All or nothing thinking seems to be the only acceptable way to conceive of honesty. You’re either honest or you’re not. That is rigid thinking and unfortunately 100% complete honesty is rare. The most deceitful person you’ve known tells the truth sometimes and the most honest friend you have has hedged the truth on occasions.
Maybe we can create a more honest scale for reporting our “honesty average” and start saying things like, “On average, I’m 85% honest and I desire more accurate moments than not.” Isn’t hiding our dishonesty, dishonest? I want us to allow the reality that a person won’t be 100% honest, all the time.
Several years ago I tried to deflect a very important question that my five year son asked me, “Mommy, Is Buzz Lightyear real?” I detoured him towards answering the question himself. When he asked again I redirected him to his preferred perception of his childhood hero. Then after a full day of not lying but not telling him the truth, I gave in to honesty, I told him that Buzz Lightyear was a pretend person, a cartoon. I quickly found out that he wasn’t ready to hear that truth. He was devastated – despair written on his sweet but sad face. I believe now that childhood hope can be born in fantasy.

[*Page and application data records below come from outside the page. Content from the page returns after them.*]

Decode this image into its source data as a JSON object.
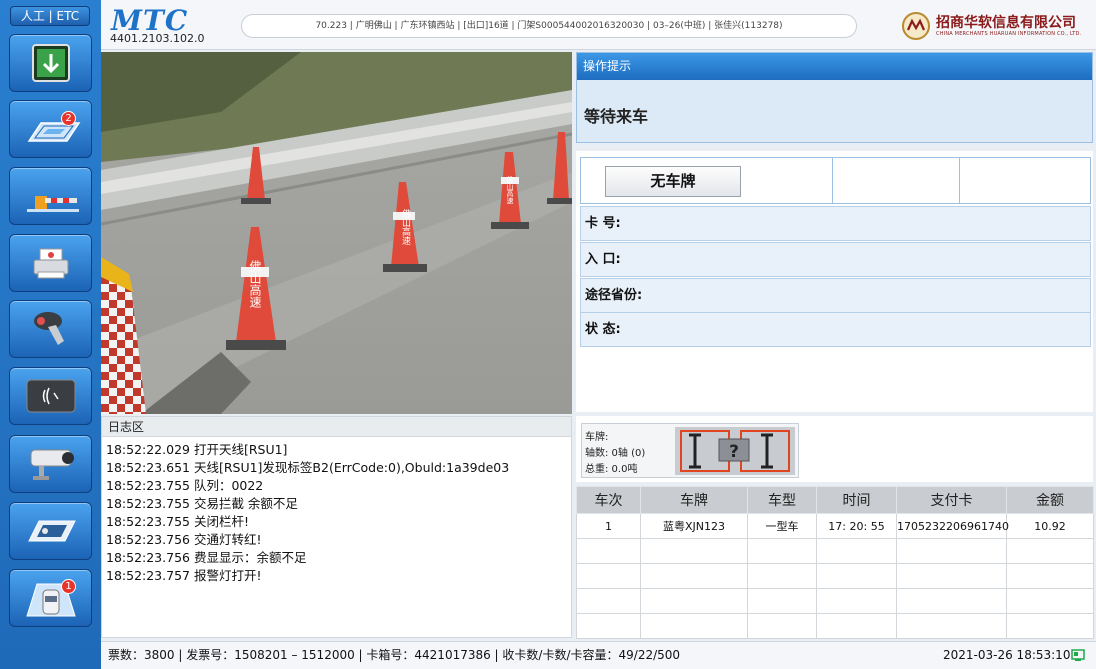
{
  "sidebar": {
    "mode_label": "人工 | ETC",
    "buttons": [
      {
        "name": "download-arrow-icon"
      },
      {
        "name": "etc-lane-icon",
        "badge": "2"
      },
      {
        "name": "barrier-gate-icon"
      },
      {
        "name": "printer-icon"
      },
      {
        "name": "barcode-scanner-icon"
      },
      {
        "name": "card-reader-icon"
      },
      {
        "name": "camera-icon"
      },
      {
        "name": "weigh-plate-icon"
      },
      {
        "name": "vehicle-queue-icon",
        "badge": "1"
      }
    ]
  },
  "header": {
    "logo": "MTC",
    "device_code": "4401.2103.102.0",
    "info_bar": "70.223 | 广明佛山 | 广东环镇西站 | [出口]16道 | 门架S000544002016320030 | 03–26(中班) | 张佳兴(113278)",
    "company_name": "招商华软信息有限公司",
    "company_name_en": "CHINA MERCHANTS HUARUAN INFORMATION CO., LTD."
  },
  "camera": {
    "cone_text": "佛山高速"
  },
  "log": {
    "title": "日志区",
    "lines": [
      "18:52:22.029 打开天线[RSU1]",
      "18:52:23.651 天线[RSU1]发现标签B2(ErrCode:0),Obuld:1a39de03",
      "18:52:23.755 队列：0022",
      "18:52:23.755 交易拦截 余额不足",
      "18:52:23.755 关闭栏杆!",
      "18:52:23.756 交通灯转红!",
      "18:52:23.756 费显显示：余额不足",
      "18:52:23.757 报警灯打开!"
    ]
  },
  "tips": {
    "title": "操作提示",
    "text": "等待来车"
  },
  "vehicle": {
    "plate_button": "无车牌",
    "card_label": "卡  号:",
    "entry_label": "入  口:",
    "province_label": "途径省份:",
    "status_label": "状  态:"
  },
  "axle": {
    "plate_label": "车牌:",
    "axle_label": "轴数:  0轴  (0)",
    "weight_label": "总重:  0.0吨",
    "unknown_mark": "?"
  },
  "transactions": {
    "headers": [
      "车次",
      "车牌",
      "车型",
      "时间",
      "支付卡",
      "金额"
    ],
    "rows": [
      [
        "1",
        "蓝粤XJN123",
        "一型车",
        "17:  20:  55",
        "1705232206961740",
        "10.92"
      ]
    ]
  },
  "status": {
    "text": "票数：3800 | 发票号：1508201 – 1512000 | 卡箱号：4421017386 | 收卡数/卡数/卡容量：49/22/500",
    "time": "2021-03-26 18:53:10"
  },
  "colors": {
    "primary_blue": "#1e73c8",
    "sidebar_blue": "#2a7fd0",
    "panel_light_blue": "#e8f1fa",
    "company_red": "#8b1a1a",
    "status_green": "#1fa84a"
  }
}
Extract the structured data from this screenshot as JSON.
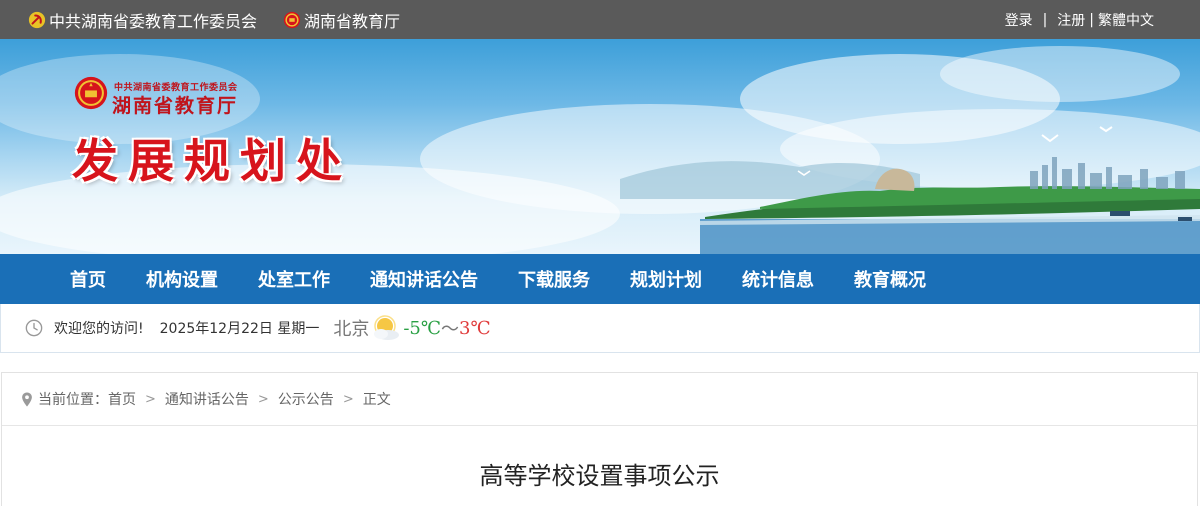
{
  "topbar": {
    "org1": "中共湖南省委教育工作委员会",
    "org2": "湖南省教育厅",
    "login": "登录",
    "register": "注册",
    "traditional": "繁體中文"
  },
  "banner": {
    "sub": "中共湖南省委教育工作委员会",
    "dept": "湖南省教育厅",
    "office": "发展规划处"
  },
  "nav": {
    "items": [
      {
        "label": "首页"
      },
      {
        "label": "机构设置"
      },
      {
        "label": "处室工作"
      },
      {
        "label": "通知讲话公告"
      },
      {
        "label": "下载服务"
      },
      {
        "label": "规划计划"
      },
      {
        "label": "统计信息"
      },
      {
        "label": "教育概况"
      }
    ]
  },
  "welcome": {
    "text": "欢迎您的访问!",
    "date": "2025年12月22日 星期一",
    "city": "北京",
    "temp_low": "-5℃",
    "tilde": "～",
    "temp_high": "3℃"
  },
  "breadcrumb": {
    "label": "当前位置：",
    "items": [
      "首页",
      "通知讲话公告",
      "公示公告",
      "正文"
    ]
  },
  "article": {
    "title": "高等学校设置事项公示"
  },
  "colors": {
    "topbar": "#5a5a5a",
    "nav": "#1a6fb7",
    "title_red": "#d7141c",
    "temp_low": "#2aa044",
    "temp_high": "#e03b3b"
  },
  "icons": [
    "party-emblem-icon",
    "national-emblem-icon",
    "clock-icon",
    "weather-sun-cloud-icon",
    "location-pin-icon",
    "chevron-right-icon"
  ]
}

Dishonesty, although not deemed a desirable choice, happens sometimes for good reasons. But when it is used to trick or trap another person it becomes an unfair (and invisible) weapon. Unfortunately, when lying works it can become a way of life – a way that the people closest to you won’t appreciate.
The irony about lies is that they can be told (or untold) to keep a feeling of acceptability, but if you are only accepted because of a lie, you never feel truly acceptable. Lying which allows you to look different to others doesn’t help you to like looking at yourself. Give yourself more 100% true blue moments. Being honest about who you are, what you like and what you know or don’t know tells people who you are. You can be the hero in your own story even if you are also sometimes the villain – raise your hero percentage for a happier outcome.
One Thing To Do: Stand in front of the mirror this weekend and tell yourself a part of your true story that you keep hidden. If it is difficult to get the words out with yourself make an appointment with someone who can help you feel safe as you share.
Dawna Daigneault, Ed.S., LPC.